**Problem to work on**
Every line of the records that holds the word "JSON" should be copied.

==================================================

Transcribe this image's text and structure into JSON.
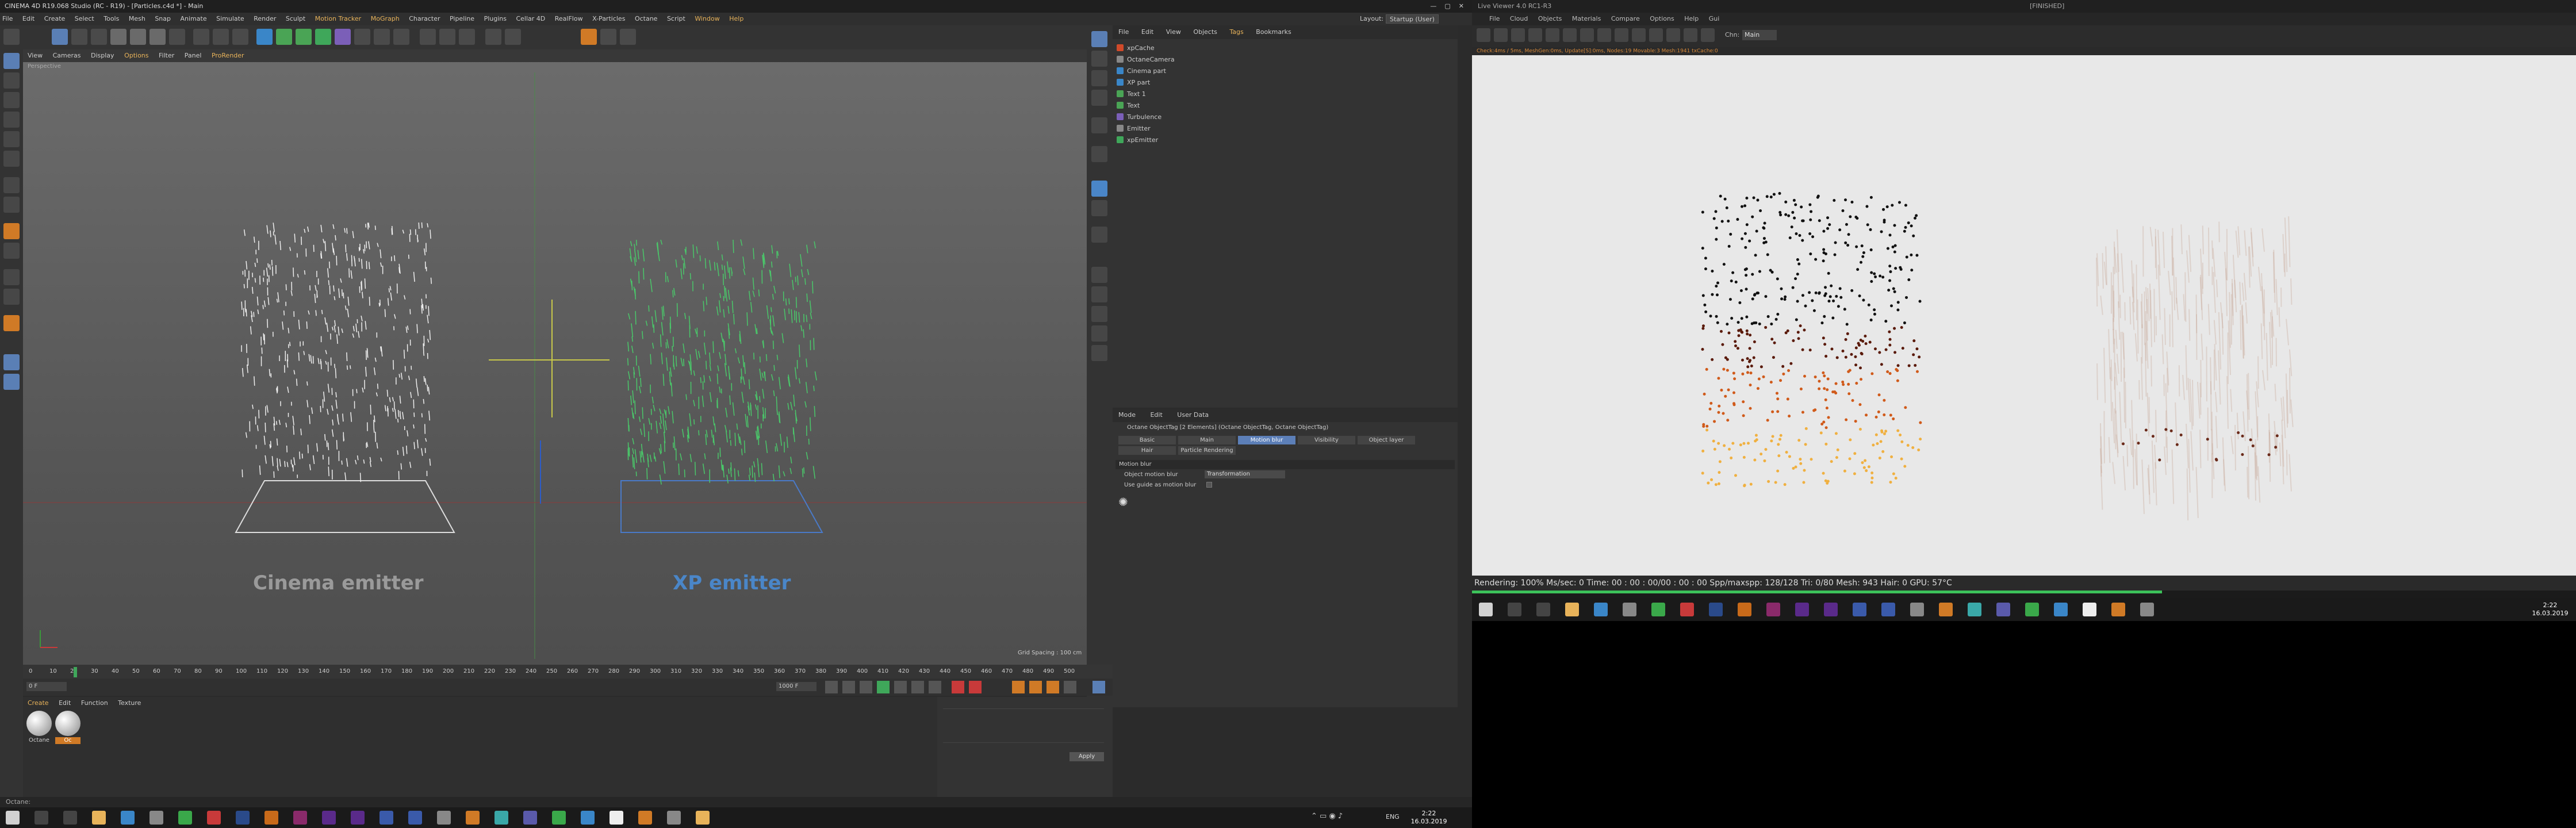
{
  "c4d": {
    "title": "CINEMA 4D R19.068 Studio (RC - R19) - [Particles.c4d *] - Main",
    "menu": [
      "File",
      "Edit",
      "Create",
      "Select",
      "Tools",
      "Mesh",
      "Snap",
      "Animate",
      "Simulate",
      "Render",
      "Sculpt",
      "Motion Tracker",
      "MoGraph",
      "Character",
      "Pipeline",
      "Plugins",
      "Cellar 4D",
      "RealFlow",
      "X-Particles",
      "Octane",
      "Script",
      "Window",
      "Help"
    ],
    "viewport_menu": [
      "View",
      "Cameras",
      "Display",
      "Options",
      "Filter",
      "Panel",
      "ProRender"
    ],
    "viewport_name": "Perspective",
    "label_left": "Cinema emitter",
    "label_right": "XP emitter",
    "grid_spacing": "Grid Spacing : 100 cm",
    "layout_label": "Layout:",
    "layout_value": "Startup (User)",
    "obj_tabs": [
      "File",
      "Edit",
      "View",
      "Objects",
      "Tags",
      "Bookmarks"
    ],
    "objects": [
      "xpCache",
      "OctaneCamera",
      "Cinema part",
      "XP part",
      "Text 1",
      "Text",
      "Turbulence",
      "Emitter",
      "xpEmitter"
    ],
    "attr_tabs": [
      "Mode",
      "Edit",
      "User Data"
    ],
    "attr_title": "Octane ObjectTag [2 Elements] (Octane ObjectTag, Octane ObjectTag)",
    "attr_buttons": [
      "Basic",
      "Main",
      "Motion blur",
      "Visibility",
      "Object layer",
      "Hair",
      "Particle Rendering"
    ],
    "attr_section": "Motion blur",
    "attr_field1": "Object motion blur",
    "attr_field1_value": "Transformation",
    "attr_field2": "Use guide as motion blur",
    "timeline_ticks": [
      "0",
      "10",
      "20",
      "30",
      "40",
      "50",
      "60",
      "70",
      "80",
      "90",
      "100",
      "110",
      "120",
      "130",
      "140",
      "150",
      "160",
      "170",
      "180",
      "190",
      "200",
      "210",
      "220",
      "230",
      "240",
      "250",
      "260",
      "270",
      "280",
      "290",
      "300",
      "310",
      "320",
      "330",
      "340",
      "350",
      "360",
      "370",
      "380",
      "390",
      "400",
      "410",
      "420",
      "430",
      "440",
      "450",
      "460",
      "470",
      "480",
      "490",
      "500"
    ],
    "frame_start": "0 F",
    "frame_end": "1000 F",
    "mat_menu": [
      "Create",
      "Edit",
      "Function",
      "Texture"
    ],
    "materials": [
      "Octane",
      "Oc"
    ],
    "apply": "Apply",
    "status": "Octane:"
  },
  "octane": {
    "title": "Live Viewer 4.0 RC1-R3",
    "finished": "[FINISHED]",
    "menu": [
      "File",
      "Cloud",
      "Objects",
      "Materials",
      "Compare",
      "Options",
      "Help",
      "Gui"
    ],
    "channel": "Main",
    "check": "Check:4ms / 5ms, MeshGen:0ms, Update[S]:0ms, Nodes:19 Movable:3 Mesh:1941 txCache:0",
    "status": "Rendering: 100%  Ms/sec: 0    Time: 00 : 00 : 00/00 : 00 : 00   Spp/maxspp: 128/128    Tri: 0/80   Mesh: 943    Hair: 0       GPU:",
    "temp": "57°C"
  },
  "taskbar": {
    "lang": "ENG",
    "time": "2:22",
    "date": "16.03.2019"
  }
}
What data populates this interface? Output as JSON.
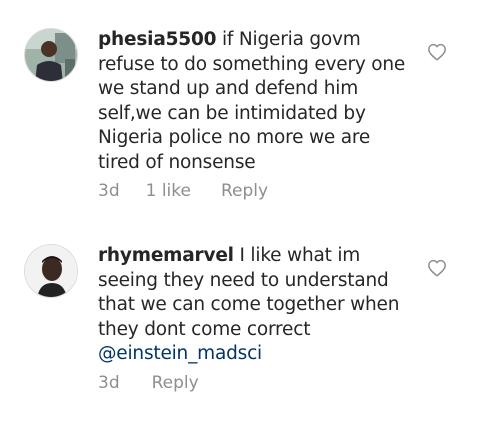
{
  "comments": [
    {
      "username": "phesia5500",
      "text": "if Nigeria govm refuse to do something every one we stand up and defend him self,we can be intimidated by Nigeria police no more we are tired of nonsense",
      "mention": "",
      "time": "3d",
      "likes": "1 like",
      "reply_label": "Reply",
      "avatar_icon": "user-photo-avatar",
      "like_icon": "heart-outline-icon"
    },
    {
      "username": "rhymemarvel",
      "text": "I like what im seeing they need to understand that we can come together when they dont come correct",
      "mention": "@einstein_madsci",
      "time": "3d",
      "likes": "",
      "reply_label": "Reply",
      "avatar_icon": "user-photo-avatar",
      "like_icon": "heart-outline-icon"
    }
  ],
  "colors": {
    "text": "#262626",
    "meta": "#8e8e8e",
    "mention": "#003569",
    "background": "#ffffff"
  }
}
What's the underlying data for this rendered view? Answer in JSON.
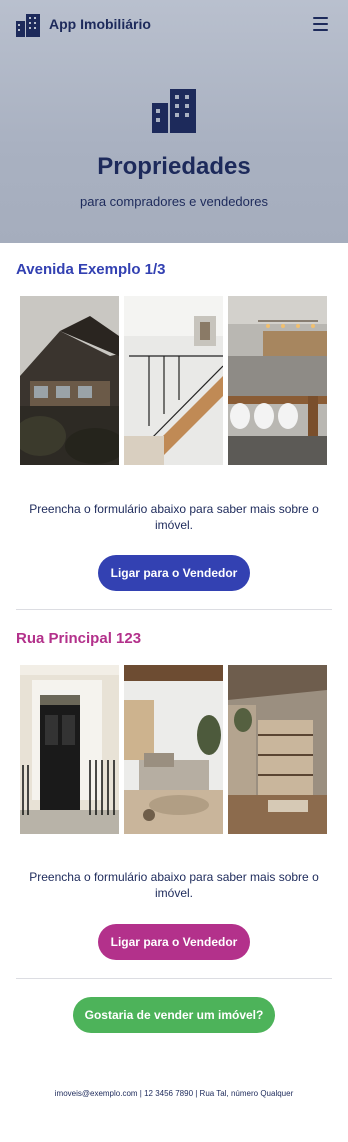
{
  "app": {
    "title": "App Imobiliário",
    "logo_icon": "buildings-icon",
    "menu_icon": "hamburger-menu-icon"
  },
  "hero": {
    "title": "Propriedades",
    "subtitle": "para compradores e vendedores",
    "icon": "buildings-icon"
  },
  "properties": [
    {
      "title": "Avenida Exemplo 1/3",
      "accent": "#3341b2",
      "photos": [
        "house-exterior-photo",
        "staircase-interior-photo",
        "kitchen-dining-photo"
      ],
      "description": "Preencha o formulário abaixo para saber mais sobre o imóvel.",
      "button_label": "Ligar para o Vendedor"
    },
    {
      "title": "Rua Principal 123",
      "accent": "#b3318b",
      "photos": [
        "black-front-door-photo",
        "bedroom-interior-photo",
        "living-room-shelves-photo"
      ],
      "description": "Preencha o formulário abaixo para saber mais sobre o imóvel.",
      "button_label": "Ligar para o Vendedor"
    }
  ],
  "sell_button": {
    "label": "Gostaria de vender um imóvel?",
    "color": "#4db35a"
  },
  "footer": {
    "text": "imoveis@exemplo.com | 12 3456 7890 | Rua Tal, número Qualquer"
  },
  "colors": {
    "navy": "#1d2a5b",
    "header_bg": "#b1b8c7"
  }
}
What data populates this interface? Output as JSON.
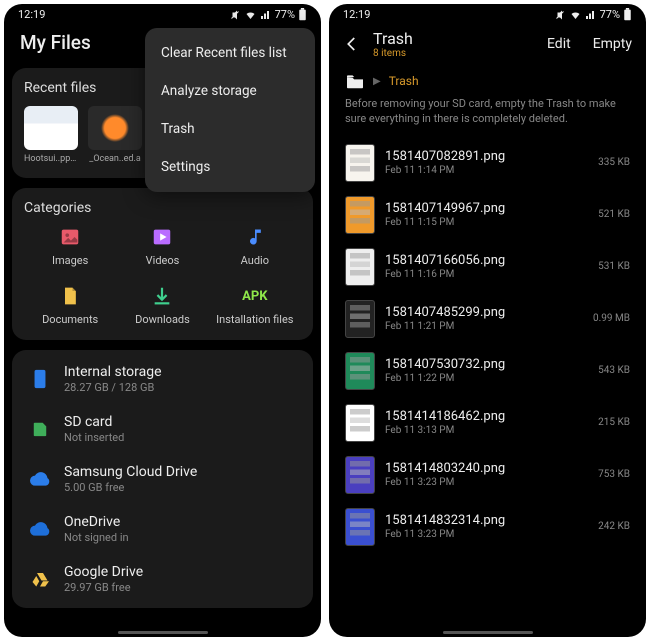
{
  "status": {
    "time": "12:19",
    "battery": "77%"
  },
  "left": {
    "title": "My Files",
    "recent_title": "Recent files",
    "recent": [
      {
        "name": "Hootsui..pp.jpg"
      },
      {
        "name": "_Ocean..ed.a"
      }
    ],
    "categories_title": "Categories",
    "categories": [
      {
        "label": "Images",
        "color": "#e85a6a"
      },
      {
        "label": "Videos",
        "color": "#b96cff"
      },
      {
        "label": "Audio",
        "color": "#4a8cff"
      },
      {
        "label": "Documents",
        "color": "#f0c14b"
      },
      {
        "label": "Downloads",
        "color": "#3fcf8e"
      },
      {
        "label": "Installation files",
        "color": "#8fe84a",
        "apk": "APK"
      }
    ],
    "storage": [
      {
        "name": "Internal storage",
        "sub": "28.27 GB / 128 GB",
        "color": "#2b7de9"
      },
      {
        "name": "SD card",
        "sub": "Not inserted",
        "color": "#3fae5a"
      },
      {
        "name": "Samsung Cloud Drive",
        "sub": "5.00 GB free",
        "color": "#2b7de9"
      },
      {
        "name": "OneDrive",
        "sub": "Not signed in",
        "color": "#1e6fd9"
      },
      {
        "name": "Google Drive",
        "sub": "29.97 GB free",
        "color": "#f0c14b"
      }
    ],
    "menu": [
      "Clear Recent files list",
      "Analyze storage",
      "Trash",
      "Settings"
    ]
  },
  "right": {
    "title": "Trash",
    "subtitle": "8 items",
    "edit": "Edit",
    "empty": "Empty",
    "crumb": "Trash",
    "note": "Before removing your SD card, empty the Trash to make sure everything in there is completely deleted.",
    "files": [
      {
        "name": "1581407082891.png",
        "date": "Feb 11 1:14 PM",
        "size": "335 KB",
        "tint": "#f7f4ee"
      },
      {
        "name": "1581407149967.png",
        "date": "Feb 11 1:15 PM",
        "size": "521 KB",
        "tint": "#f09a2b"
      },
      {
        "name": "1581407166056.png",
        "date": "Feb 11 1:16 PM",
        "size": "531 KB",
        "tint": "#eeeeee"
      },
      {
        "name": "1581407485299.png",
        "date": "Feb 11 1:21 PM",
        "size": "0.99 MB",
        "tint": "#222222"
      },
      {
        "name": "1581407530732.png",
        "date": "Feb 11 1:22 PM",
        "size": "543 KB",
        "tint": "#1f8a5a"
      },
      {
        "name": "1581414186462.png",
        "date": "Feb 11 3:13 PM",
        "size": "215 KB",
        "tint": "#ffffff"
      },
      {
        "name": "1581414803240.png",
        "date": "Feb 11 3:23 PM",
        "size": "753 KB",
        "tint": "#4a3fbf"
      },
      {
        "name": "1581414832314.png",
        "date": "Feb 11 3:23 PM",
        "size": "242 KB",
        "tint": "#3a4fd0"
      }
    ]
  }
}
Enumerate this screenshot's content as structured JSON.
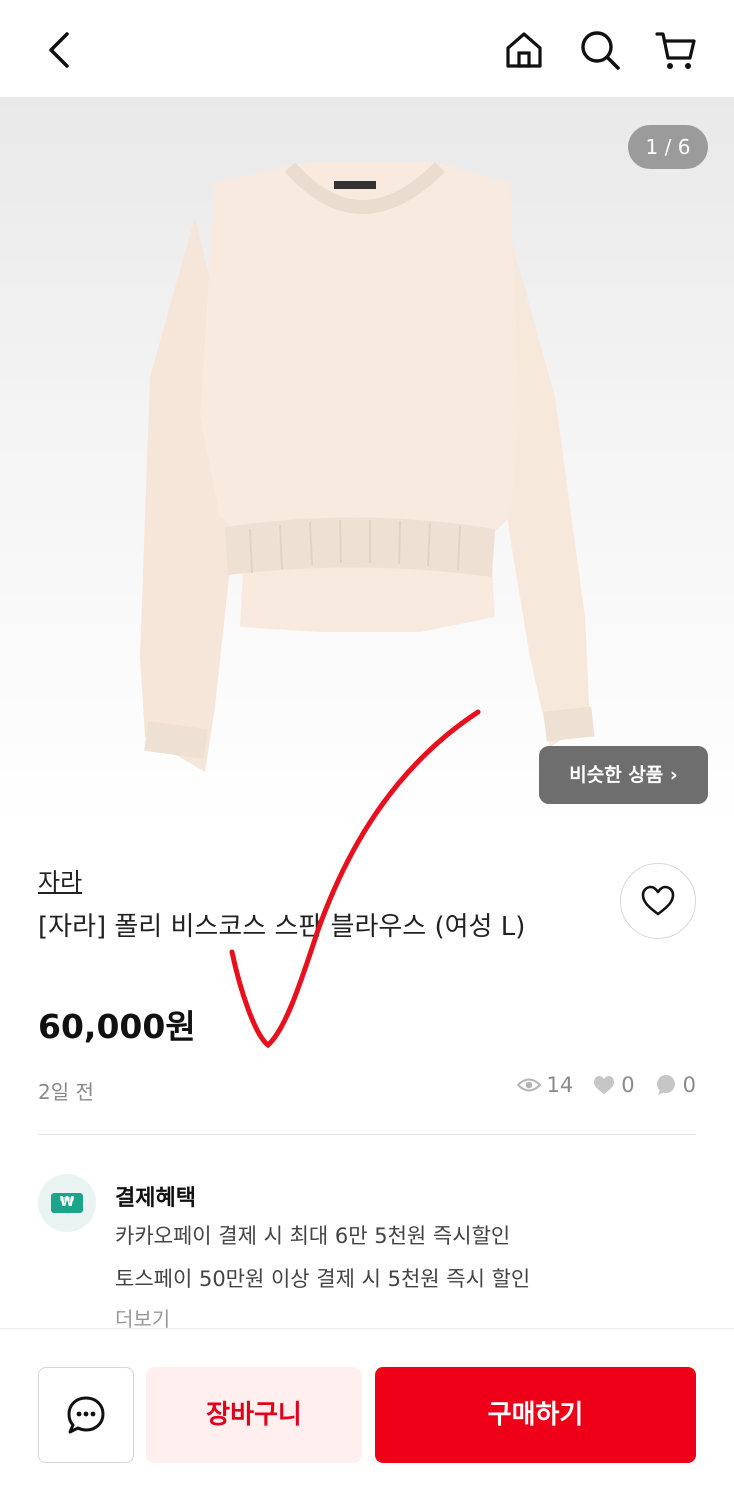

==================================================

**Answer for the task**
Transcribe this image's text and structure into JSON.
What data populates this interface? Output as JSON.
What's the underlying data for this rendered view? Answer in JSON.
What data populates this interface? Output as JSON.
Enumerate this screenshot's content as structured JSON.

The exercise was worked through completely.